  3. Future Directions

According to the authors, this is the largest study to date analyzing lifestyle factors as related to the risk of progression of BE, which could explain the differences noted compared with smaller studies. “More studies are needed to confirm our findings. However, within our study, the increased risk was consistent across different analyses and tobacco types, indicating our findings are robust,” Dr. Coleman says.

The main limitations of the study are that the data were collected retrospectively from medical records and that a fair number of patients did not have body measurements or alcohol intake reported. A further limitation noted by Dr. Coleman is that the population was relatively homogenous in that it was based in Northern Ireland and included mostly white patients.

According to the authors, there are conflicting results from recent, smaller prospective studies. One study that included 19 patients who progressed to carcinoma from a cohort of patients with BE demonstrated an association between progression and former, but not current, smoking (Am J Gastroenterol. 2011;106:1447-1455). Another prospective study of 713 patients with BE identified 26 patients who developed high-grade dysplasia or esophageal adenocarcinoma and found no association between smoking and disease progression (Am J Gastroenterol. 2011;106:1231-1238).

“Prevention of Barrett's esophagus-related neoplasia is now focused on good acid control and ablation of the metaplastic mucosa using a wide variety of endoscopic methods including radiofrequency ablation, cryotherapy, and photodynamic therapy,” says Kenneth Wang, MD, director of the Advanced Endoscopy Group and Esophageal Neoplasia Clinic at the Mayo Clinic in Rochester, Minnesota. Dr. Wang, who coauthored guidelines for the management of BE (Am J Gastroenterol. 2008;103:788-797), added that while smoking does increase the rate of progression of BE, it should be discouraged for its overall deleterious health effects and because of the low rate of progression to esophageal carcinoma, it does not change the overall management recommendations.
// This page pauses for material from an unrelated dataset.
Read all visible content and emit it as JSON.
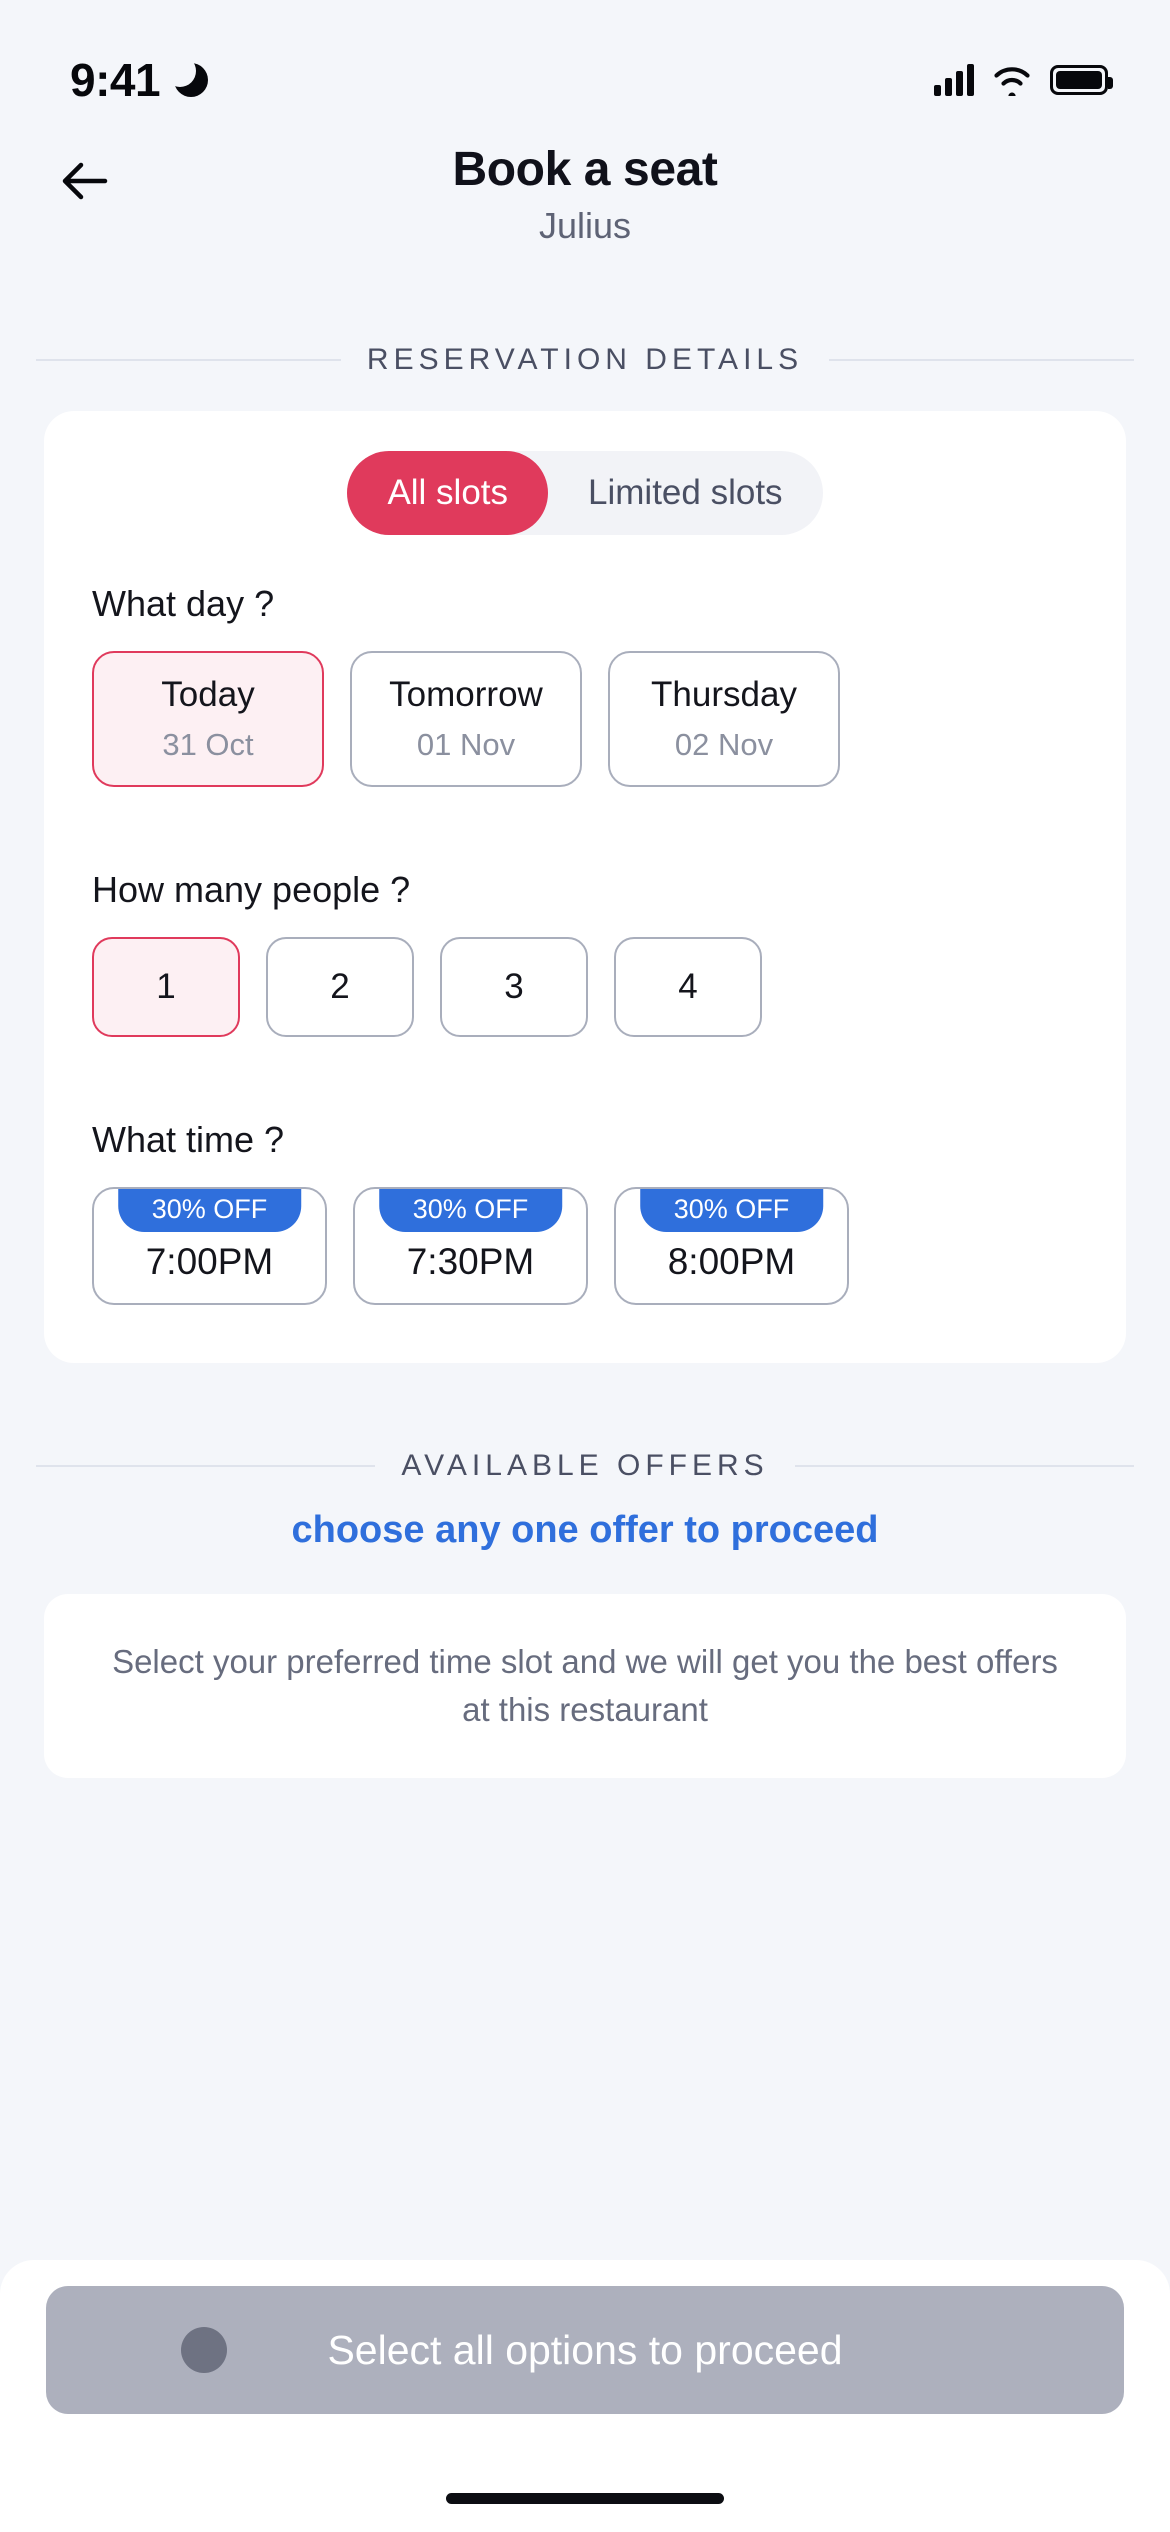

Molecular analysis is an important area of research that may help to tailor the surveillance and treatment of BE to the progression risk of an individual patient more specifically than lifestyle factors. A biomarker that is sensitive and specific for the progression of BE has not been identified, but research is advancing. “Phase 3 biomarker studies with reasonably large cohorts have shown that evidence of genetic or chromosomal instability increase[s] cancer risk,” Dr. Wang says. He went on to say researchers are now examining ways to detectchromosomal instability in a clinically adaptable way using fluorescence in situ hybridization (FISH) and single-nucleotide polymorphism arrays, with FISH likely being the most clinically available method.